Echoing security leaders, Thai government spokesman Panitan Wattanayagorn said recent elections in Burma "show that things are beginning to improve." But with leading opposition figures like Aung San Suu Kyi barred from running, and many ethnic groups disenfranchised by the military, Western governments and human-rights groups have labeled the elections a sham.

Furthermore, fighting has intensified in recent months as Burma's army attempts to crush ethnic militias who have refused to lay down their arms. "There is fighting in Shan state and Chin state, not just in Karen state. It is very unstable and people are still fleeing," says Naw Zipporah Sein of the Karen National Union. Ethnic Karen make up the majority of the refugees who face returning. "Even when there is no battle going on, villagers are still rounded up for forced labor, raped, tortured, killed and have their property stolen by the Burmese army. They are still using villagers as human minesweepers."

Panitan said Abhisit instructed security officials to prepare an evaluation of the situation before he would decide whether or not to shutter the camps. He says there is no timetable for sending the refugees back to Burma, and for that to happen, two conditions must be met: "that the situation for them is safe, and that Burma will accept them."

Sending some 140,000 Burmese refugees back to Burma against their will will not do Thailand's humanitarian image any favors. Thailand's record of compassion has already been marred by actions that can only be described as heartless: in 1988 students who fled the slaughter of democracy protesters by Burma's military government were handed over to the junta by Thailand's then Defense Minister General Chavalit Yongchaiyudh. In 1997, then Prime Minister Chavalit had Karen refugees, including women and children, pushed back into the path of a Burmese army offensive.

In late 2009, despite international protests, Abhisit repatriated over 4,000 ethnic Hmong to Laos, where the ethnic minority's persecution has been well documented. Earlier that same year, the Thai military was accused of pushing Rohingya boat people who had fled from Burma back out to sea. Abhisit ordered the practice stopped, but allegations again surfaced recently that such incidents have continued.

Many expected that Abhisit, who is Oxford educated and has a more international outlook than his predecessors, would place humanitarian principles first in matters relating to refugees when he became Prime Minister in late 2008. Instead, his record of callousness rivals Chavalit's. "Abhisit's record on refugees has been a catalog of violations of international refugee law," says Benjamin Zawacki of Amnesty International.
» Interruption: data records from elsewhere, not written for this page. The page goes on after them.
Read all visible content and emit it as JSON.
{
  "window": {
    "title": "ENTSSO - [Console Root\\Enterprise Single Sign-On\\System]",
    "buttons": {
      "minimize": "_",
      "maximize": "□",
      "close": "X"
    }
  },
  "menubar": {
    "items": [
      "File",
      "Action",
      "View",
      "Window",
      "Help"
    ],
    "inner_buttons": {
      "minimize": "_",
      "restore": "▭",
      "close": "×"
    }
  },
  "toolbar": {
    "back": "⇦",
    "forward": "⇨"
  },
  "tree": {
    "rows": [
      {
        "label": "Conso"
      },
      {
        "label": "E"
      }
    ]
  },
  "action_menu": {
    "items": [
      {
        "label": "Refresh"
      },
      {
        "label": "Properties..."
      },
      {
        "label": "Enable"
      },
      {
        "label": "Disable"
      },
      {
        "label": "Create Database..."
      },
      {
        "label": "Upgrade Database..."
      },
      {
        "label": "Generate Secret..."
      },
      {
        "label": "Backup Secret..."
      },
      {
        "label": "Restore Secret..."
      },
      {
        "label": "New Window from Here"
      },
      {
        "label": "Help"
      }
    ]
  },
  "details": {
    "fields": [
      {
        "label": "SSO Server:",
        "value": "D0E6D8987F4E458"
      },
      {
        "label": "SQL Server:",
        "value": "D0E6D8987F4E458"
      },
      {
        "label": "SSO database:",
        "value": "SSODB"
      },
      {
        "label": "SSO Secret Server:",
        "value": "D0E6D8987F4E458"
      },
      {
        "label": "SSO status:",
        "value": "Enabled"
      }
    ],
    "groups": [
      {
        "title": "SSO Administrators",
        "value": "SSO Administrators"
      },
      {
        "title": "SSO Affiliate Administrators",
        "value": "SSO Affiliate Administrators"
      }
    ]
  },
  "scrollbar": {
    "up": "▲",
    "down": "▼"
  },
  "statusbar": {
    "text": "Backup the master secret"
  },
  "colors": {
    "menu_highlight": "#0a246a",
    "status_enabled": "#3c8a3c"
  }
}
Though Thailand has not signed the U.N. treaty that obliges its domestic laws to comply with the principle of nonrefoulement, or not forcibly returning refugees back to harm's way in their home country, it is unusual for nations in good international standing to do so. "As a matter of customary international law, Thailand cannot forcibly return refugees to countries where they will face persecution. Abhisit's government has done that time and time again."
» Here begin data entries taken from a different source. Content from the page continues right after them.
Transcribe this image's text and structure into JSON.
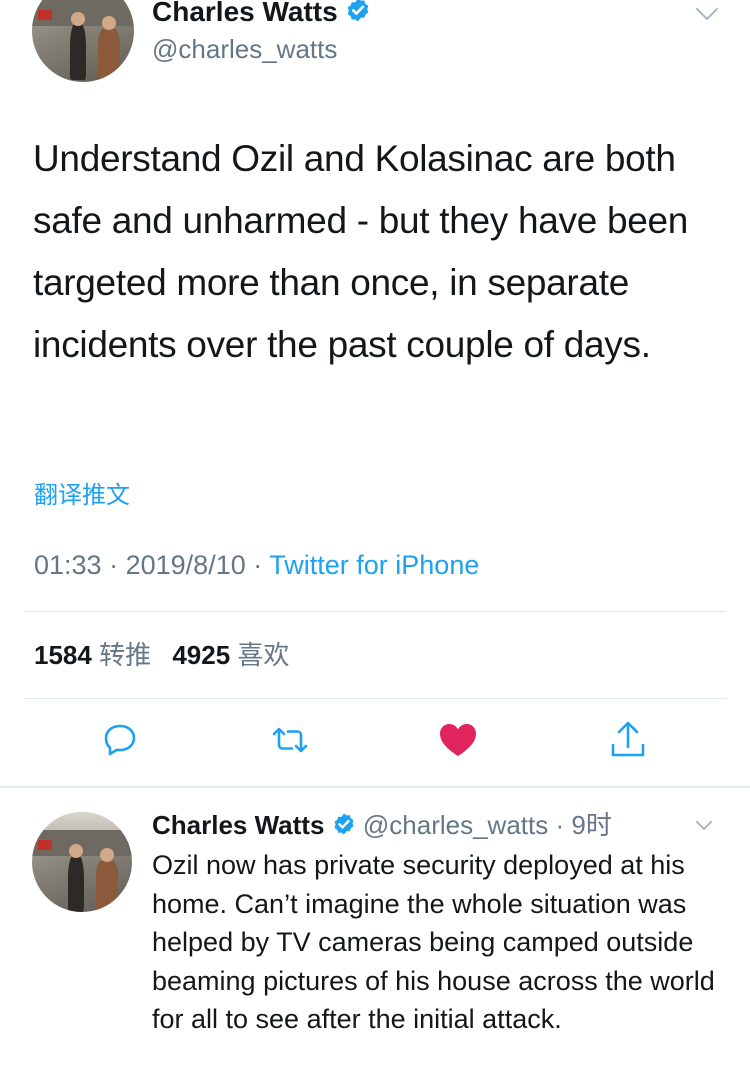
{
  "main_tweet": {
    "author_name": "Charles Watts",
    "handle": "@charles_watts",
    "text": "Understand Ozil and Kolasinac are both safe and unharmed - but they have been targeted more than once, in separate incidents over the past couple of days.",
    "translate_label": "翻译推文",
    "time": "01:33",
    "date": "2019/8/10",
    "separator": "·",
    "source": "Twitter for iPhone",
    "retweet_count": "1584",
    "retweet_label": "转推",
    "like_count": "4925",
    "like_label": "喜欢",
    "liked": true
  },
  "reply_tweet": {
    "author_name": "Charles Watts",
    "handle": "@charles_watts",
    "separator": "·",
    "time_ago": "9时",
    "text": "Ozil now has private security deployed at his home. Can’t imagine the whole situation was helped by TV cameras being camped outside beaming pictures of his house across the world for all to see after the initial attack."
  },
  "icons": {
    "verified": "verified-badge-icon",
    "menu": "chevron-down-icon",
    "reply": "reply-icon",
    "retweet": "retweet-icon",
    "like": "heart-icon",
    "share": "share-icon"
  },
  "colors": {
    "accent": "#1da1f2",
    "like": "#e0245e",
    "secondary_text": "#657786",
    "divider": "#e1e8ed"
  }
}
But it's the Thai military — not the Prime Minister — that appears to be calling the shots in the nation's security matters these days. Military leaders allegedly pressured members of parliament to elect Abhisit Prime Minister in December 2008, and he relied on the military to suppress street protests by opposition Red Shirts in 2009 and 2010. The military vetoed a Ministry of Foreign Affairs decision to allow international observers along the Thai-Cambodian border, where fighting erupted earlier this year. It has been accused of using cluster bombs that have been outlawed by international law and has said it opposes signing the 2008 Convention on Cluster Munitions banning their use. More than 100 countries have signed the Convention. Thailand has yet to sign.
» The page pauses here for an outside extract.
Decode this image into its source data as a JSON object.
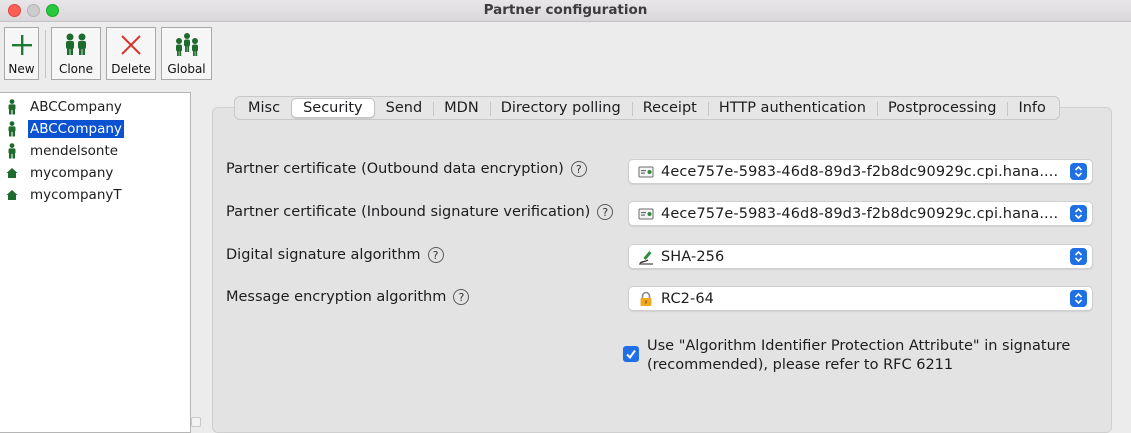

Should he send the refugees back, Abhisit would be satisfying no one but the military; there has been no public outcry in Thailand demanding refugees be returned to Burma. Should he overrule the military, he may "find himself pitted against the same security forces he has previously been unable or unwilling to bring in line," Amnesty's Zawacki says. Unless Abhisit can prevail over the hard-liners, his government will suffer another black eye it doesn't need. But those who will suffer most will be the refugees from Burma.